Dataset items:

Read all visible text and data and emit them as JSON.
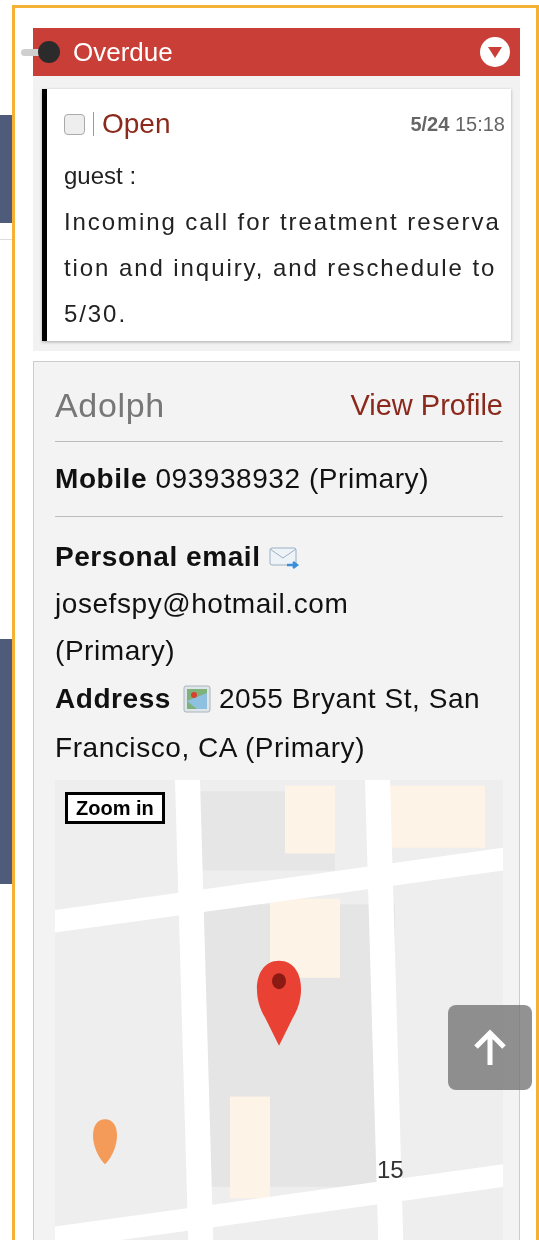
{
  "section": {
    "title": "Overdue"
  },
  "task": {
    "checked": false,
    "status": "Open",
    "date": "5/24",
    "time": "15:18",
    "author": "guest :",
    "note": "Incoming call for treatment reservation and inquiry, and reschedule to 5/30."
  },
  "contact": {
    "name": "Adolph",
    "link": "View Profile",
    "fields": [
      {
        "kind": "phone",
        "label": "Mobile",
        "value": "093938932 (Primary)"
      },
      {
        "kind": "email",
        "label": "Personal email",
        "value": "josefspy@hotmail.com (Primary)"
      },
      {
        "kind": "address",
        "label": "Address",
        "lines": [
          "2055 Bryant St, San",
          "Francisco, CA (Primary)"
        ]
      }
    ]
  },
  "map": {
    "zoom_button": "Zoom in",
    "label": "15"
  }
}
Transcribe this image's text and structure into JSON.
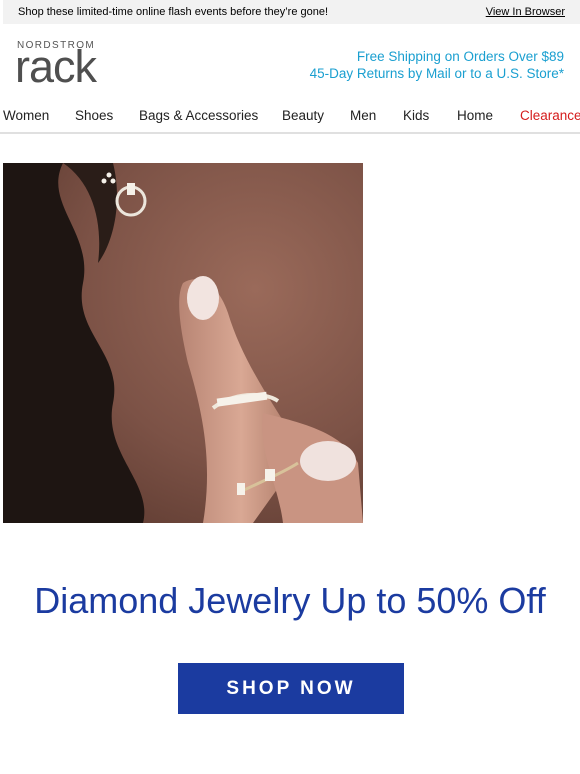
{
  "topbar": {
    "promo_text": "Shop these limited-time online flash events before they’re gone!",
    "view_in_browser": "View In Browser"
  },
  "brand": {
    "top": "NORDSTROM",
    "name": "rack"
  },
  "shipping": {
    "line1": "Free Shipping on Orders Over $89",
    "line2": "45-Day Returns by Mail or to a U.S. Store*"
  },
  "nav": {
    "items": [
      "Women",
      "Shoes",
      "Bags & Accessories",
      "Beauty",
      "Men",
      "Kids",
      "Home",
      "Clearance"
    ]
  },
  "hero": {
    "headline": "Diamond Jewelry Up to 50% Off",
    "cta": "SHOP NOW"
  },
  "colors": {
    "accent_blue": "#1b3ba0",
    "shipping_blue": "#1a9fd0",
    "clearance_red": "#d51c1c"
  }
}
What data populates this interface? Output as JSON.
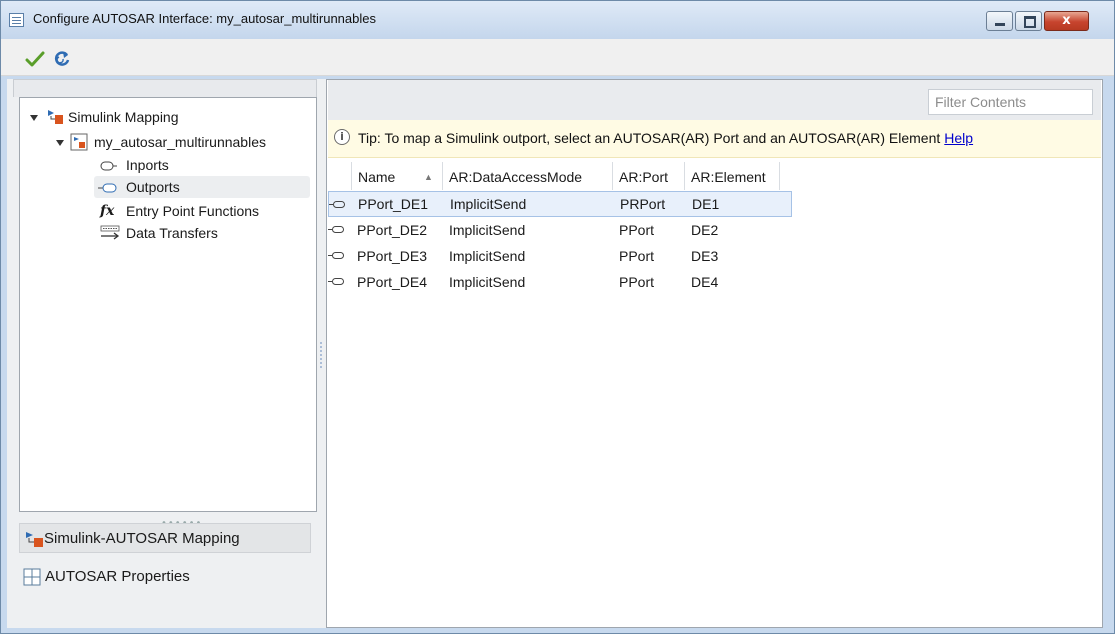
{
  "window": {
    "title": "Configure AUTOSAR Interface: my_autosar_multirunnables",
    "close_label": "x"
  },
  "toolbar": {
    "icons": [
      "apply-checkmark-icon",
      "refresh-icon"
    ]
  },
  "tree": {
    "root": "Simulink Mapping",
    "model": "my_autosar_multirunnables",
    "items": [
      {
        "label": "Inports",
        "icon": "inport-icon",
        "selected": false
      },
      {
        "label": "Outports",
        "icon": "outport-icon",
        "selected": true
      },
      {
        "label": "Entry Point Functions",
        "icon": "fx-icon",
        "selected": false
      },
      {
        "label": "Data Transfers",
        "icon": "data-transfer-icon",
        "selected": false
      }
    ]
  },
  "sections": {
    "mapping": "Simulink-AUTOSAR Mapping",
    "properties": "AUTOSAR Properties"
  },
  "filter": {
    "placeholder": "Filter Contents"
  },
  "tip": {
    "text": "Tip: To map a Simulink outport, select an AUTOSAR(AR) Port and an AUTOSAR(AR) Element",
    "help": "Help"
  },
  "table": {
    "columns": [
      "Name",
      "AR:DataAccessMode",
      "AR:Port",
      "AR:Element"
    ],
    "rows": [
      [
        "PPort_DE1",
        "ImplicitSend",
        "PRPort",
        "DE1"
      ],
      [
        "PPort_DE2",
        "ImplicitSend",
        "PPort",
        "DE2"
      ],
      [
        "PPort_DE3",
        "ImplicitSend",
        "PPort",
        "DE3"
      ],
      [
        "PPort_DE4",
        "ImplicitSend",
        "PPort",
        "DE4"
      ]
    ],
    "selected_row": 0
  },
  "colors": {
    "titlebar": "#c4d6ec",
    "close_button": "#c7442e",
    "tip_background": "#fffbe4",
    "selection": "#e8f0fb",
    "link": "#0000cc"
  }
}
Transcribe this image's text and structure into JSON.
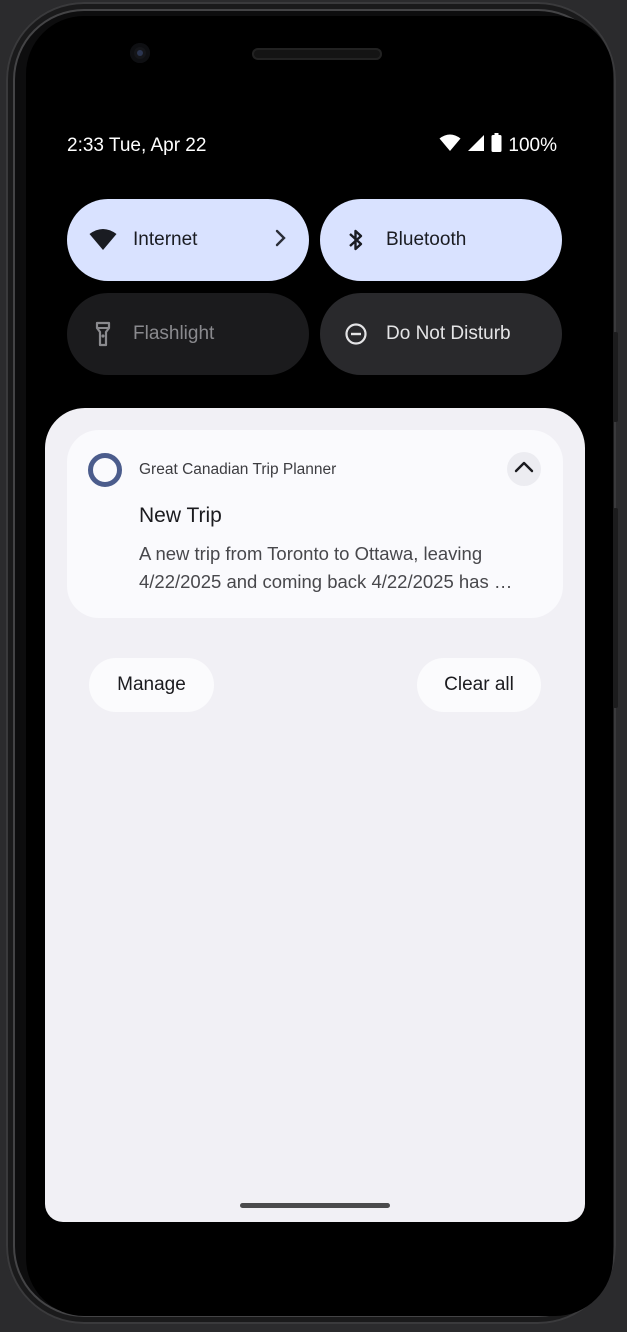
{
  "status_bar": {
    "time_date": "2:33 Tue, Apr 22",
    "battery": "100%",
    "icons": [
      "wifi-icon",
      "signal-icon",
      "battery-icon"
    ]
  },
  "quick_tiles": [
    {
      "label": "Internet",
      "icon": "wifi-icon",
      "state": "on"
    },
    {
      "label": "Bluetooth",
      "icon": "bluetooth-icon",
      "state": "on"
    },
    {
      "label": "Flashlight",
      "icon": "flashlight-icon",
      "state": "unavailable"
    },
    {
      "label": "Do Not Disturb",
      "icon": "dnd-icon",
      "state": "off"
    }
  ],
  "notification": {
    "app_name": "Great Canadian Trip Planner",
    "title": "New Trip",
    "body_line1": "A new trip from Toronto to Ottawa, leaving",
    "body_line2": "4/22/2025 and coming back 4/22/2025 has …",
    "icon": "app-ring-icon",
    "accent": "#4b5c8c"
  },
  "actions": {
    "manage_label": "Manage",
    "clear_all_label": "Clear all"
  },
  "colors": {
    "tile_on": "#d9e2ff",
    "tile_off": "#29292c",
    "shade_bg": "#f1f0f5"
  }
}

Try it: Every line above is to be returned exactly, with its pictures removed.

Answer to this problem:
Read all visible text and data and emit them as JSON.
{
  "section": {
    "title": "Overdue"
  },
  "task": {
    "checked": false,
    "status": "Open",
    "date": "5/24",
    "time": "15:18",
    "author": "guest :",
    "note": "Incoming call for treatment reservation and inquiry, and reschedule to 5/30."
  },
  "contact": {
    "name": "Adolph",
    "link": "View Profile",
    "fields": [
      {
        "kind": "phone",
        "label": "Mobile",
        "value": "093938932 (Primary)"
      },
      {
        "kind": "email",
        "label": "Personal email",
        "value": "josefspy@hotmail.com (Primary)"
      },
      {
        "kind": "address",
        "label": "Address",
        "lines": [
          "2055 Bryant St, San",
          "Francisco, CA (Primary)"
        ]
      }
    ]
  },
  "map": {
    "zoom_button": "Zoom in",
    "label": "15"
  }
}
Transcribe this image's text and structure into JSON.
{
  "topbar": {
    "promo_text": "Shop these limited-time online flash events before they’re gone!",
    "view_in_browser": "View In Browser"
  },
  "brand": {
    "top": "NORDSTROM",
    "name": "rack"
  },
  "shipping": {
    "line1": "Free Shipping on Orders Over $89",
    "line2": "45-Day Returns by Mail or to a U.S. Store*"
  },
  "nav": {
    "items": [
      "Women",
      "Shoes",
      "Bags & Accessories",
      "Beauty",
      "Men",
      "Kids",
      "Home",
      "Clearance"
    ]
  },
  "hero": {
    "headline": "Diamond Jewelry Up to 50% Off",
    "cta": "SHOP NOW"
  },
  "colors": {
    "accent_blue": "#1b3ba0",
    "shipping_blue": "#1a9fd0",
    "clearance_red": "#d51c1c"
  }
}
What data populates this interface? Output as JSON.
{
  "window": {
    "title": "Configure AUTOSAR Interface: my_autosar_multirunnables",
    "close_label": "x"
  },
  "toolbar": {
    "icons": [
      "apply-checkmark-icon",
      "refresh-icon"
    ]
  },
  "tree": {
    "root": "Simulink Mapping",
    "model": "my_autosar_multirunnables",
    "items": [
      {
        "label": "Inports",
        "icon": "inport-icon",
        "selected": false
      },
      {
        "label": "Outports",
        "icon": "outport-icon",
        "selected": true
      },
      {
        "label": "Entry Point Functions",
        "icon": "fx-icon",
        "selected": false
      },
      {
        "label": "Data Transfers",
        "icon": "data-transfer-icon",
        "selected": false
      }
    ]
  },
  "sections": {
    "mapping": "Simulink-AUTOSAR Mapping",
    "properties": "AUTOSAR Properties"
  },
  "filter": {
    "placeholder": "Filter Contents"
  },
  "tip": {
    "text": "Tip: To map a Simulink outport, select an AUTOSAR(AR) Port and an AUTOSAR(AR) Element",
    "help": "Help"
  },
  "table": {
    "columns": [
      "Name",
      "AR:DataAccessMode",
      "AR:Port",
      "AR:Element"
    ],
    "rows": [
      [
        "PPort_DE1",
        "ImplicitSend",
        "PRPort",
        "DE1"
      ],
      [
        "PPort_DE2",
        "ImplicitSend",
        "PPort",
        "DE2"
      ],
      [
        "PPort_DE3",
        "ImplicitSend",
        "PPort",
        "DE3"
      ],
      [
        "PPort_DE4",
        "ImplicitSend",
        "PPort",
        "DE4"
      ]
    ],
    "selected_row": 0
  },
  "colors": {
    "titlebar": "#c4d6ec",
    "close_button": "#c7442e",
    "tip_background": "#fffbe4",
    "selection": "#e8f0fb",
    "link": "#0000cc"
  }
}
Transcribe this image's text and structure into JSON.
{
  "status_bar": {
    "time_date": "2:33 Tue, Apr 22",
    "battery": "100%",
    "icons": [
      "wifi-icon",
      "signal-icon",
      "battery-icon"
    ]
  },
  "quick_tiles": [
    {
      "label": "Internet",
      "icon": "wifi-icon",
      "state": "on"
    },
    {
      "label": "Bluetooth",
      "icon": "bluetooth-icon",
      "state": "on"
    },
    {
      "label": "Flashlight",
      "icon": "flashlight-icon",
      "state": "unavailable"
    },
    {
      "label": "Do Not Disturb",
      "icon": "dnd-icon",
      "state": "off"
    }
  ],
  "notification": {
    "app_name": "Great Canadian Trip Planner",
    "title": "New Trip",
    "body_line1": "A new trip from Toronto to Ottawa, leaving",
    "body_line2": "4/22/2025 and coming back 4/22/2025 has …",
    "icon": "app-ring-icon",
    "accent": "#4b5c8c"
  },
  "actions": {
    "manage_label": "Manage",
    "clear_all_label": "Clear all"
  },
  "colors": {
    "tile_on": "#d9e2ff",
    "tile_off": "#29292c",
    "shade_bg": "#f1f0f5"
  }
}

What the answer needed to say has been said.